━━ RECORDS SUPPLIED
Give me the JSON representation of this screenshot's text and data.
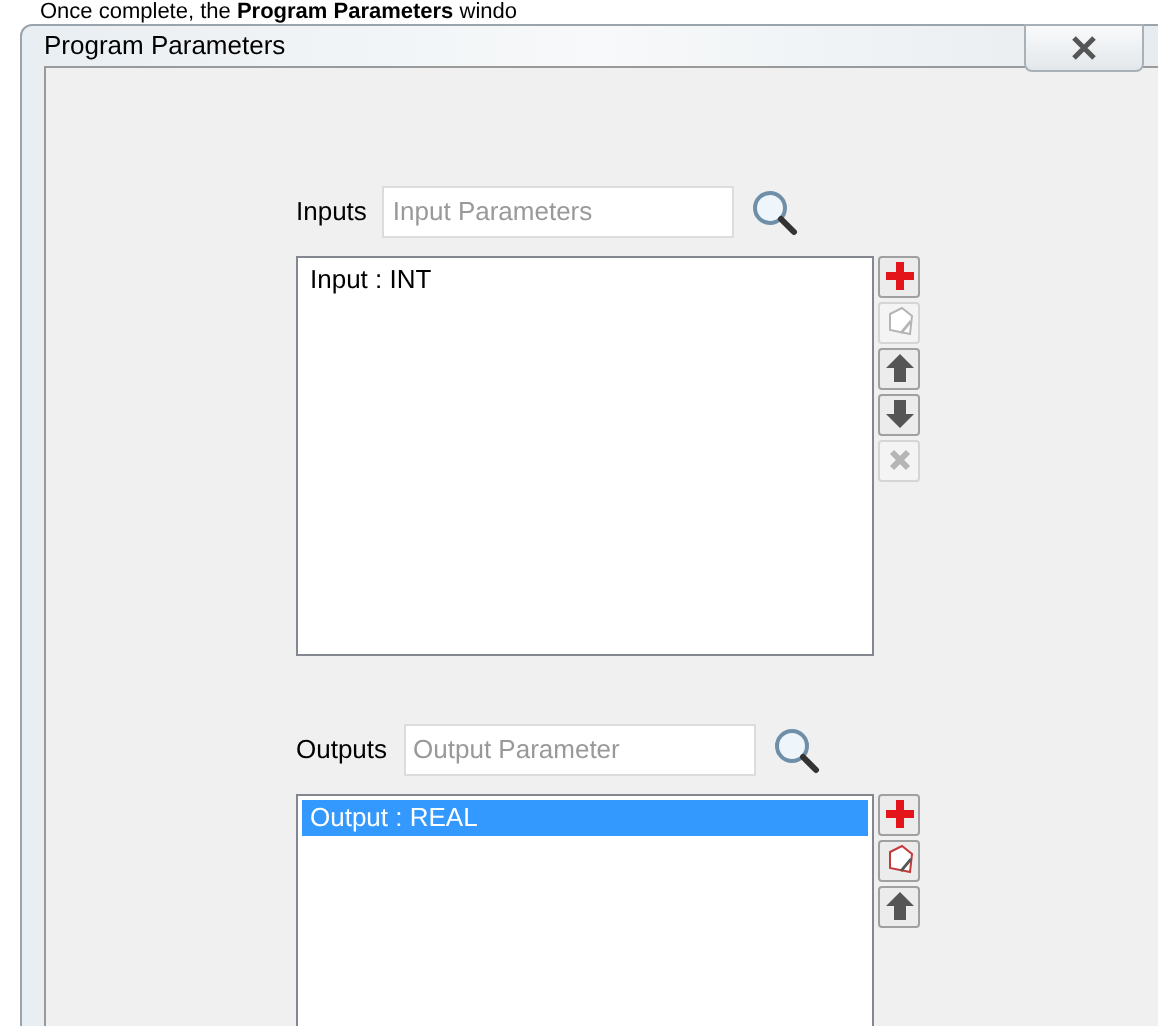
{
  "document_text": "Once complete, the **Program Parameters** windo",
  "window": {
    "title": "Program Parameters"
  },
  "sections": [
    {
      "label": "Inputs",
      "placeholder": "Input Parameters",
      "items": [
        {
          "text": "Input : INT",
          "selected": false
        }
      ],
      "buttons": [
        {
          "kind": "add",
          "disabled": false
        },
        {
          "kind": "edit",
          "disabled": true
        },
        {
          "kind": "up",
          "disabled": false
        },
        {
          "kind": "down",
          "disabled": false
        },
        {
          "kind": "delete",
          "disabled": true
        }
      ]
    },
    {
      "label": "Outputs",
      "placeholder": "Output Parameter",
      "items": [
        {
          "text": "Output : REAL",
          "selected": true
        }
      ],
      "buttons": [
        {
          "kind": "add",
          "disabled": false
        },
        {
          "kind": "edit",
          "disabled": false
        },
        {
          "kind": "up",
          "disabled": false
        }
      ]
    }
  ]
}
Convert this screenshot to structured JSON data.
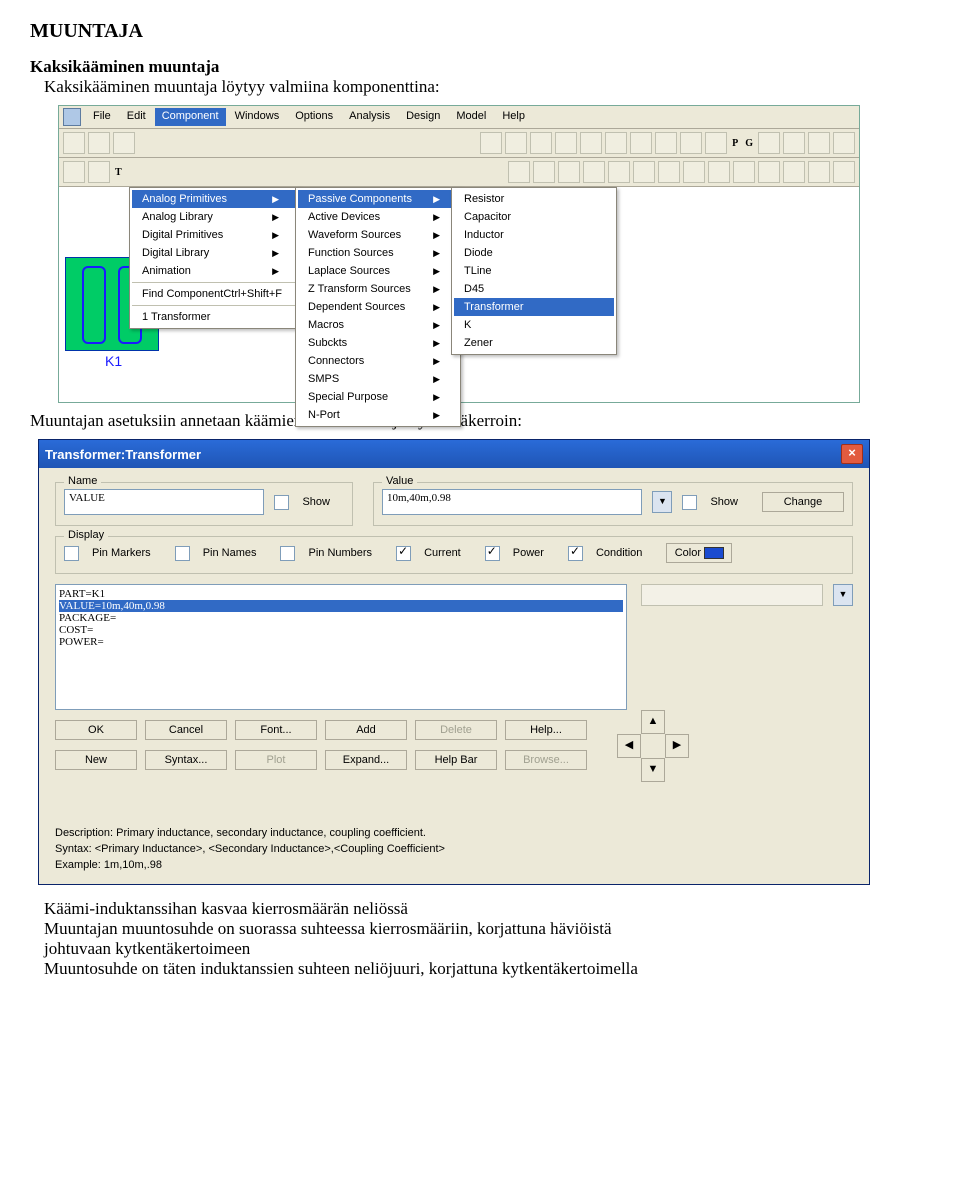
{
  "doc": {
    "title": "MUUNTAJA",
    "h2": "Kaksikääminen muuntaja",
    "p1": "Kaksikääminen muuntaja löytyy valmiina komponenttina:",
    "p2": "Muuntajan asetuksiin annetaan käämien induktanssit ja kytkentäkerroin:",
    "p3a": "Käämi-induktanssihan kasvaa kierrosmäärän neliössä",
    "p3b": "Muuntajan muuntosuhde on suorassa suhteessa kierrosmääriin, korjattuna häviöistä",
    "p3c": " johtuvaan kytkentäkertoimeen",
    "p3d": "Muuntosuhde on täten induktanssien suhteen neliöjuuri, korjattuna kytkentäkertoimella"
  },
  "menubar": [
    "File",
    "Edit",
    "Component",
    "Windows",
    "Options",
    "Analysis",
    "Design",
    "Model",
    "Help"
  ],
  "menu1": {
    "items": [
      "Analog Primitives",
      "Analog Library",
      "Digital Primitives",
      "Digital Library",
      "Animation"
    ],
    "find": "Find Component",
    "find_shortcut": "Ctrl+Shift+F",
    "recent": "1 Transformer",
    "selected_index": 0
  },
  "menu2": {
    "items": [
      "Passive Components",
      "Active Devices",
      "Waveform Sources",
      "Function Sources",
      "Laplace Sources",
      "Z Transform Sources",
      "Dependent Sources",
      "Macros",
      "Subckts",
      "Connectors",
      "SMPS",
      "Special Purpose",
      "N-Port"
    ],
    "selected_index": 0
  },
  "menu3": {
    "items": [
      "Resistor",
      "Capacitor",
      "Inductor",
      "Diode",
      "TLine",
      "D45",
      "Transformer",
      "K",
      "Zener"
    ],
    "selected_index": 6
  },
  "canvas": {
    "caption": "K1"
  },
  "dialog": {
    "title": "Transformer:Transformer",
    "name_legend": "Name",
    "name_value": "VALUE",
    "value_legend": "Value",
    "value_value": "10m,40m,0.98",
    "show_label": "Show",
    "change_btn": "Change",
    "display_legend": "Display",
    "pin_markers": "Pin Markers",
    "pin_names": "Pin Names",
    "pin_numbers": "Pin Numbers",
    "current": "Current",
    "power": "Power",
    "condition": "Condition",
    "color_btn": "Color",
    "list": [
      "PART=K1",
      "VALUE=10m,40m,0.98",
      "PACKAGE=",
      "COST=",
      "POWER="
    ],
    "list_selected": 1,
    "buttons1": [
      "OK",
      "Cancel",
      "Font...",
      "Add",
      "Delete",
      "Help..."
    ],
    "buttons2": [
      "New",
      "Syntax...",
      "Plot",
      "Expand...",
      "Help Bar",
      "Browse..."
    ],
    "disabled_btns": [
      "Delete",
      "Plot",
      "Browse..."
    ],
    "desc1": "Description: Primary inductance, secondary inductance, coupling coefficient.",
    "desc2": "Syntax: <Primary Inductance>, <Secondary Inductance>,<Coupling Coefficient>",
    "desc3": "Example: 1m,10m,.98"
  }
}
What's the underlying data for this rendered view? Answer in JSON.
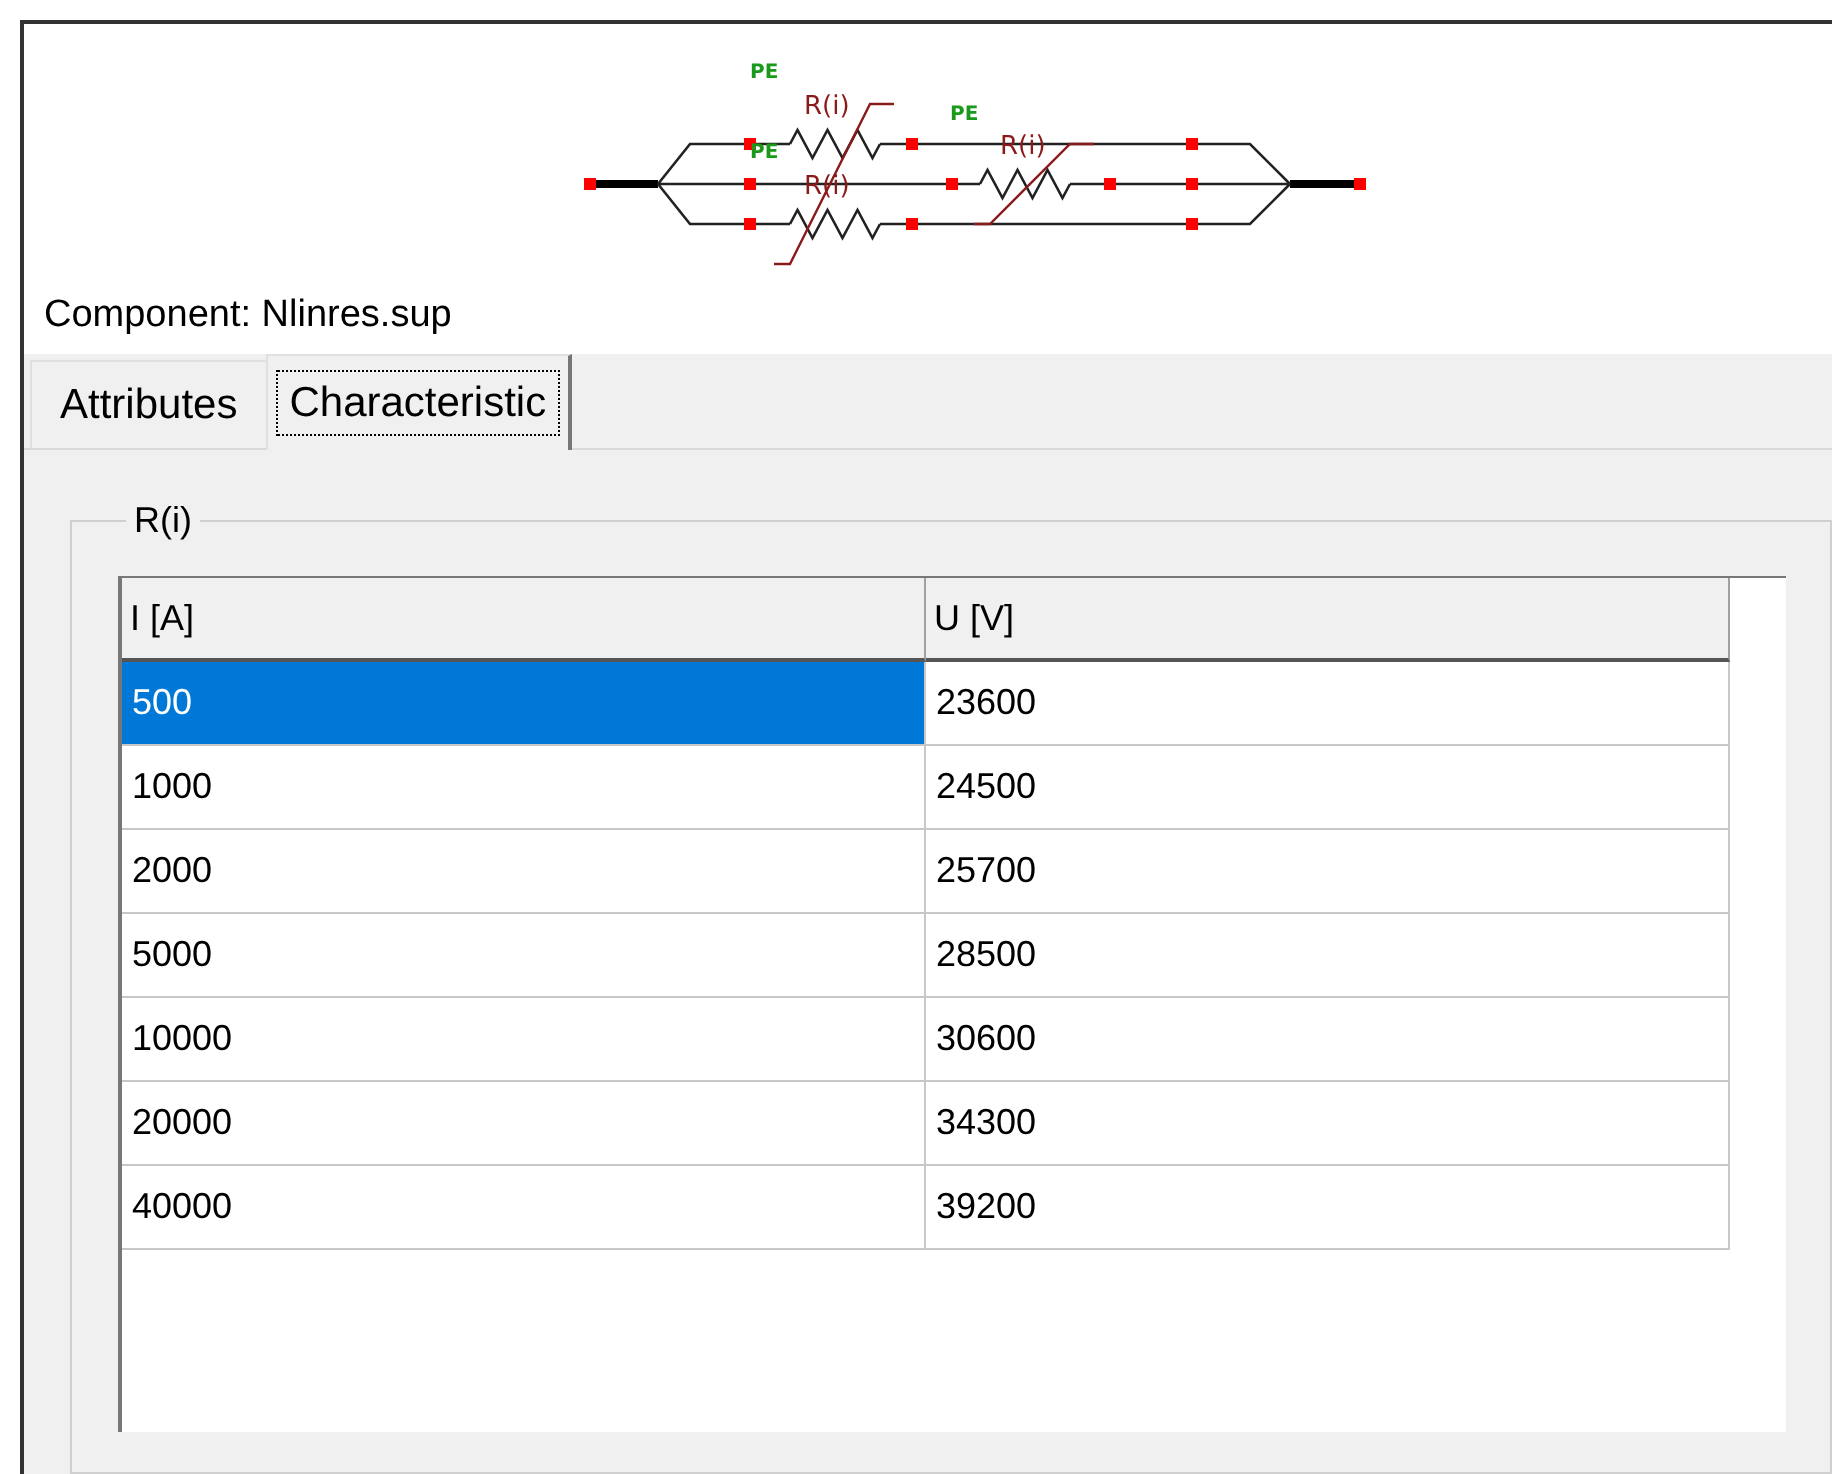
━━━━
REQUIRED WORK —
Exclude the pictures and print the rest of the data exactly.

THE ANSWER —
Give me the JSON representation of this screenshot's text and data.
{
  "document_text": "Once complete, the **Program Parameters** windo",
  "window": {
    "title": "Program Parameters"
  },
  "sections": [
    {
      "label": "Inputs",
      "placeholder": "Input Parameters",
      "items": [
        {
          "text": "Input : INT",
          "selected": false
        }
      ],
      "buttons": [
        {
          "kind": "add",
          "disabled": false
        },
        {
          "kind": "edit",
          "disabled": true
        },
        {
          "kind": "up",
          "disabled": false
        },
        {
          "kind": "down",
          "disabled": false
        },
        {
          "kind": "delete",
          "disabled": true
        }
      ]
    },
    {
      "label": "Outputs",
      "placeholder": "Output Parameter",
      "items": [
        {
          "text": "Output : REAL",
          "selected": true
        }
      ],
      "buttons": [
        {
          "kind": "add",
          "disabled": false
        },
        {
          "kind": "edit",
          "disabled": false
        },
        {
          "kind": "up",
          "disabled": false
        }
      ]
    }
  ]
}
Convert this screenshot to structured JSON data.
{
  "doc": {
    "title": "MUUNTAJA",
    "h2": "Kaksikääminen muuntaja",
    "p1": "Kaksikääminen muuntaja löytyy valmiina komponenttina:",
    "p2": "Muuntajan asetuksiin annetaan käämien induktanssit ja kytkentäkerroin:",
    "p3a": "Käämi-induktanssihan kasvaa kierrosmäärän neliössä",
    "p3b": "Muuntajan muuntosuhde on suorassa suhteessa kierrosmääriin, korjattuna häviöistä",
    "p3c": " johtuvaan kytkentäkertoimeen",
    "p3d": "Muuntosuhde on täten induktanssien suhteen neliöjuuri, korjattuna kytkentäkertoimella"
  },
  "menubar": [
    "File",
    "Edit",
    "Component",
    "Windows",
    "Options",
    "Analysis",
    "Design",
    "Model",
    "Help"
  ],
  "menu1": {
    "items": [
      "Analog Primitives",
      "Analog Library",
      "Digital Primitives",
      "Digital Library",
      "Animation"
    ],
    "find": "Find Component",
    "find_shortcut": "Ctrl+Shift+F",
    "recent": "1 Transformer",
    "selected_index": 0
  },
  "menu2": {
    "items": [
      "Passive Components",
      "Active Devices",
      "Waveform Sources",
      "Function Sources",
      "Laplace Sources",
      "Z Transform Sources",
      "Dependent Sources",
      "Macros",
      "Subckts",
      "Connectors",
      "SMPS",
      "Special Purpose",
      "N-Port"
    ],
    "selected_index": 0
  },
  "menu3": {
    "items": [
      "Resistor",
      "Capacitor",
      "Inductor",
      "Diode",
      "TLine",
      "D45",
      "Transformer",
      "K",
      "Zener"
    ],
    "selected_index": 6
  },
  "canvas": {
    "caption": "K1"
  },
  "dialog": {
    "title": "Transformer:Transformer",
    "name_legend": "Name",
    "name_value": "VALUE",
    "value_legend": "Value",
    "value_value": "10m,40m,0.98",
    "show_label": "Show",
    "change_btn": "Change",
    "display_legend": "Display",
    "pin_markers": "Pin Markers",
    "pin_names": "Pin Names",
    "pin_numbers": "Pin Numbers",
    "current": "Current",
    "power": "Power",
    "condition": "Condition",
    "color_btn": "Color",
    "list": [
      "PART=K1",
      "VALUE=10m,40m,0.98",
      "PACKAGE=",
      "COST=",
      "POWER="
    ],
    "list_selected": 1,
    "buttons1": [
      "OK",
      "Cancel",
      "Font...",
      "Add",
      "Delete",
      "Help..."
    ],
    "buttons2": [
      "New",
      "Syntax...",
      "Plot",
      "Expand...",
      "Help Bar",
      "Browse..."
    ],
    "disabled_btns": [
      "Delete",
      "Plot",
      "Browse..."
    ],
    "desc1": "Description: Primary inductance, secondary inductance, coupling coefficient.",
    "desc2": "Syntax: <Primary Inductance>, <Secondary Inductance>,<Coupling Coefficient>",
    "desc3": "Example: 1m,10m,.98"
  }
}
What's the underlying data for this rendered view? Answer in JSON.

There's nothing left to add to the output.